Exercise brief: Every line containing the word "love" is to be copied from the data below.

[Data records]

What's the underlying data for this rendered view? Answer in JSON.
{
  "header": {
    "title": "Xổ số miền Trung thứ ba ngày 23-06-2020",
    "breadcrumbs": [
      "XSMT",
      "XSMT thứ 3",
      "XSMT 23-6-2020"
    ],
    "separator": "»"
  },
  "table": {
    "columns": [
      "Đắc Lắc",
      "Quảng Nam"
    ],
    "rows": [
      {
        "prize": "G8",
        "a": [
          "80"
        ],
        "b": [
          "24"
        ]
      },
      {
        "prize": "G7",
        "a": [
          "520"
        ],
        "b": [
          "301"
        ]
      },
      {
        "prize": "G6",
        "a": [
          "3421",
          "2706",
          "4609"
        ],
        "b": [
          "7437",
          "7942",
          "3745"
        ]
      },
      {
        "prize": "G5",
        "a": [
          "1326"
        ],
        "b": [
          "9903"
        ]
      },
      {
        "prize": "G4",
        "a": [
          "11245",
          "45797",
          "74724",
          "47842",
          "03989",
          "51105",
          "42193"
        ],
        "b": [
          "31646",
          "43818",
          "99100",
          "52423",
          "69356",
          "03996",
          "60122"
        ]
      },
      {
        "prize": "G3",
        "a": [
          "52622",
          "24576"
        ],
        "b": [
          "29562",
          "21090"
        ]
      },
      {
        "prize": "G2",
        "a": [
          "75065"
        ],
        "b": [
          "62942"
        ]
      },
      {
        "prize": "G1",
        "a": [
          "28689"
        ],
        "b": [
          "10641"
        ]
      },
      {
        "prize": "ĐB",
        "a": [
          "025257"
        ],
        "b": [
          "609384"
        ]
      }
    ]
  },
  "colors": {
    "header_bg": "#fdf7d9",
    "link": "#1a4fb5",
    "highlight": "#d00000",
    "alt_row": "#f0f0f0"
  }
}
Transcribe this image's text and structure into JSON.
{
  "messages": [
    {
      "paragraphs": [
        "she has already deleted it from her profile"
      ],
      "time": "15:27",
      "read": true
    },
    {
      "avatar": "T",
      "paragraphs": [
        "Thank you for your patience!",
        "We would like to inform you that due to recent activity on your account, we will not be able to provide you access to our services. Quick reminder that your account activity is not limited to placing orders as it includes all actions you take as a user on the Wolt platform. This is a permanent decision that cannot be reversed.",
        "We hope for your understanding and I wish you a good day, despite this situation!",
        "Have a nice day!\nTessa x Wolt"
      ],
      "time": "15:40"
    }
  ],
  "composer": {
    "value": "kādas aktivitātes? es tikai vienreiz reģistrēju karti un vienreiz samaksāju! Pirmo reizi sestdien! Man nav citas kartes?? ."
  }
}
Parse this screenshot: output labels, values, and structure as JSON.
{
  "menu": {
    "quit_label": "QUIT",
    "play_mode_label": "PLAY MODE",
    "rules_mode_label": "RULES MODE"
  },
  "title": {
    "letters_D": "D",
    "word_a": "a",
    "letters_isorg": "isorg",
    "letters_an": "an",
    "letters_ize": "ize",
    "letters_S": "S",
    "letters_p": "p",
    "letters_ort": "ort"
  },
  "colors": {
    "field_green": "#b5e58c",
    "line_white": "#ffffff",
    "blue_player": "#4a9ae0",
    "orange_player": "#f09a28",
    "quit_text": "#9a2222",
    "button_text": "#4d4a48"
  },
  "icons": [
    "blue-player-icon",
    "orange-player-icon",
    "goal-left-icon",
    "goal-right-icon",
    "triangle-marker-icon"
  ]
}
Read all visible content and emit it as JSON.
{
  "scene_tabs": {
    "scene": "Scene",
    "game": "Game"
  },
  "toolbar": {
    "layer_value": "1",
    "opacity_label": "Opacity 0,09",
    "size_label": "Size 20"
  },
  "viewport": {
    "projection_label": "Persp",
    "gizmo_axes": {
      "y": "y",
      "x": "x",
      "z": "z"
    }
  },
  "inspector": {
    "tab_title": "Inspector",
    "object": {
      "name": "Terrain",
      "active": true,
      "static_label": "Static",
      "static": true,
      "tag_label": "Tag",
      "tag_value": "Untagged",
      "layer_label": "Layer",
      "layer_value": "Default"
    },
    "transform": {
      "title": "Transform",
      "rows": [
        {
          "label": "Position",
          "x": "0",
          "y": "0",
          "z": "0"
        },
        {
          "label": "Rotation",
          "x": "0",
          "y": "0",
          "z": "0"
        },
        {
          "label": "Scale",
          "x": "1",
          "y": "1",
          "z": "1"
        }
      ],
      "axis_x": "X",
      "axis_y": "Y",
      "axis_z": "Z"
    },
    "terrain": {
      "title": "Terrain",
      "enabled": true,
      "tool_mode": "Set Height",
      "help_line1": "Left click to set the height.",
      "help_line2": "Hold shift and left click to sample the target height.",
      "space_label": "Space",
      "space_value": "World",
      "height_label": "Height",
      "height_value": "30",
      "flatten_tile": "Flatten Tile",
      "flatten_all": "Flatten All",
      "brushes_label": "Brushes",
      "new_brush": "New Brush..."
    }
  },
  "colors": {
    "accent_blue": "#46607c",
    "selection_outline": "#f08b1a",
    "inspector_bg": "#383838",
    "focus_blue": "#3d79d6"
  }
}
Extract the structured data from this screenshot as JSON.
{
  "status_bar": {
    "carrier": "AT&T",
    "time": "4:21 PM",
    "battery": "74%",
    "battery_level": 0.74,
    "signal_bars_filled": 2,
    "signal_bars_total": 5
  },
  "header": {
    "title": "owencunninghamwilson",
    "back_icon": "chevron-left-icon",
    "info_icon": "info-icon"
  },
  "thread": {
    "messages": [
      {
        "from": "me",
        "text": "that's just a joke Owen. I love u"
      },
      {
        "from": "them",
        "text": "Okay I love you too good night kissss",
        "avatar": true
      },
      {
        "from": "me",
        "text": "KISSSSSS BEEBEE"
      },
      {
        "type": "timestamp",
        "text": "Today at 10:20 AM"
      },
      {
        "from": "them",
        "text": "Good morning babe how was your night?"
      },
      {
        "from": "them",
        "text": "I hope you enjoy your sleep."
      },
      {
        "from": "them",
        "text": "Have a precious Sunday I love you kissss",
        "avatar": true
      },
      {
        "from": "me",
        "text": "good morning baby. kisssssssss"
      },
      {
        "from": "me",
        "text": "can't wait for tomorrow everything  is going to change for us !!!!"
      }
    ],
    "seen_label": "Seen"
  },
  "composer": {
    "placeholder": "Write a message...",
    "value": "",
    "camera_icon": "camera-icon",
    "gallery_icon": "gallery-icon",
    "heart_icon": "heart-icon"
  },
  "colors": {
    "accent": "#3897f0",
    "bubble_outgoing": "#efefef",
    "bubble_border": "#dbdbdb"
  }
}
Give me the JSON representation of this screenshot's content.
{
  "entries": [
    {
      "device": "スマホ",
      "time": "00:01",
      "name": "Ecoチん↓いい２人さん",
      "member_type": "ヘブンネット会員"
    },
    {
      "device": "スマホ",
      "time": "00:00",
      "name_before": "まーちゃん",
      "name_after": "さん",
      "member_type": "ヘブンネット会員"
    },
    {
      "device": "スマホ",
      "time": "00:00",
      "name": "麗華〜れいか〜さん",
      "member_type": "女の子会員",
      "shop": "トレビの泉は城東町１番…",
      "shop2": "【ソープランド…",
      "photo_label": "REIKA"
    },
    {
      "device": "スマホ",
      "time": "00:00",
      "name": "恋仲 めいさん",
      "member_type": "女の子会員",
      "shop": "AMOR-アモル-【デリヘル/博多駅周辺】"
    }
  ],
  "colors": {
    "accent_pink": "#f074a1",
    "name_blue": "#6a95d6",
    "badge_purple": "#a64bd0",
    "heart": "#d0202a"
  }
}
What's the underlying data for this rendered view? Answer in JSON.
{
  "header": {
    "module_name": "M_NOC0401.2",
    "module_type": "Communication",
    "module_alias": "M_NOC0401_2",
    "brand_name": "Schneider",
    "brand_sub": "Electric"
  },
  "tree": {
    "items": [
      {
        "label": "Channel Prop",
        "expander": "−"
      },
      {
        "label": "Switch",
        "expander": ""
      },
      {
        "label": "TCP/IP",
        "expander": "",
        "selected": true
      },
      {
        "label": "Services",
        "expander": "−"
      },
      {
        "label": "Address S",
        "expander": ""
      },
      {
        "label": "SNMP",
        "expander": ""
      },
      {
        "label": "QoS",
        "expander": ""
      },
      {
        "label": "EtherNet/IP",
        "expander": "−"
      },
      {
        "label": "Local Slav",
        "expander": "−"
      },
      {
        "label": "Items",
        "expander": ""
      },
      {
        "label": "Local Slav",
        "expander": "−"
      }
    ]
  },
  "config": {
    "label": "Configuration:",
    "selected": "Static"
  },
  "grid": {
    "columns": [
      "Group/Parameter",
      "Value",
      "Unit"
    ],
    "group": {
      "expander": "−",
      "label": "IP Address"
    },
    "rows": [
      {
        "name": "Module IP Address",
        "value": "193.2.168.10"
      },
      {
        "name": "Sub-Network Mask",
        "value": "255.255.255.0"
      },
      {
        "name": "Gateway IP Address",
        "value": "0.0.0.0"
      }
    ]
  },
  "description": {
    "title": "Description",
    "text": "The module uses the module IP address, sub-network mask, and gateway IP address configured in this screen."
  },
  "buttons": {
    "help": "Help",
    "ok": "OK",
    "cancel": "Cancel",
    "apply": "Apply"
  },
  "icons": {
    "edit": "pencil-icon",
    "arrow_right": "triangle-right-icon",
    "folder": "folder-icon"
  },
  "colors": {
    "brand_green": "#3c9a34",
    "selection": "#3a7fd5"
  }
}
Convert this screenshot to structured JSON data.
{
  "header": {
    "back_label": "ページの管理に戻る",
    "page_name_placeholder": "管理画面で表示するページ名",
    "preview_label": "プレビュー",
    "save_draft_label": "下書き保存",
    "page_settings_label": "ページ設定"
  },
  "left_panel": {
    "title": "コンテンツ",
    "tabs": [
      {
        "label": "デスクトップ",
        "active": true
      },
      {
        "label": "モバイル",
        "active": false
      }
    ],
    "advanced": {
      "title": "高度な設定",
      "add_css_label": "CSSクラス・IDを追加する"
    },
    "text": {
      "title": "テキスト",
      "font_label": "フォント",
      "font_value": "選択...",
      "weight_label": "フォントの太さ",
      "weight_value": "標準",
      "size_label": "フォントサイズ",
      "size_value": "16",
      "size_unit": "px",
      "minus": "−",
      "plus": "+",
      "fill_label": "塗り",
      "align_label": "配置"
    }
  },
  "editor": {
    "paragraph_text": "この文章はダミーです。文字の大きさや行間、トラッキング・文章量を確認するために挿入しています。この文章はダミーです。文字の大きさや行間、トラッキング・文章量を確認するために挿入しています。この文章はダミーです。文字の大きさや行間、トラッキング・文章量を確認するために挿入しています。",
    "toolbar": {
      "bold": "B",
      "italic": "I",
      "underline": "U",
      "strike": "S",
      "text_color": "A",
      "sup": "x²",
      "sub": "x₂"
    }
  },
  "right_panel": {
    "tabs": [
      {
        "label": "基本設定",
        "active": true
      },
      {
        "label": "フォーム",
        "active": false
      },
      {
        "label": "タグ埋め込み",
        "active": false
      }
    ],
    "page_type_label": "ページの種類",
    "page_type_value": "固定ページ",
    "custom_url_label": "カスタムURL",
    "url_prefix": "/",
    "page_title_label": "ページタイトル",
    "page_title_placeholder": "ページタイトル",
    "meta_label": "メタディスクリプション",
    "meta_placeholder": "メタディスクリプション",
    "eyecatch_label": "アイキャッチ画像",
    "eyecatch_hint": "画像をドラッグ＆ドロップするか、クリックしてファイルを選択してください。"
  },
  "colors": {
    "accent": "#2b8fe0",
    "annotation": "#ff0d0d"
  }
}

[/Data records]

Result of this task:
        "text": "that's just a joke Owen. I love u"
        "text": "Okay I love you too good night kissss",
        "text": "Have a precious Sunday I love you kissss",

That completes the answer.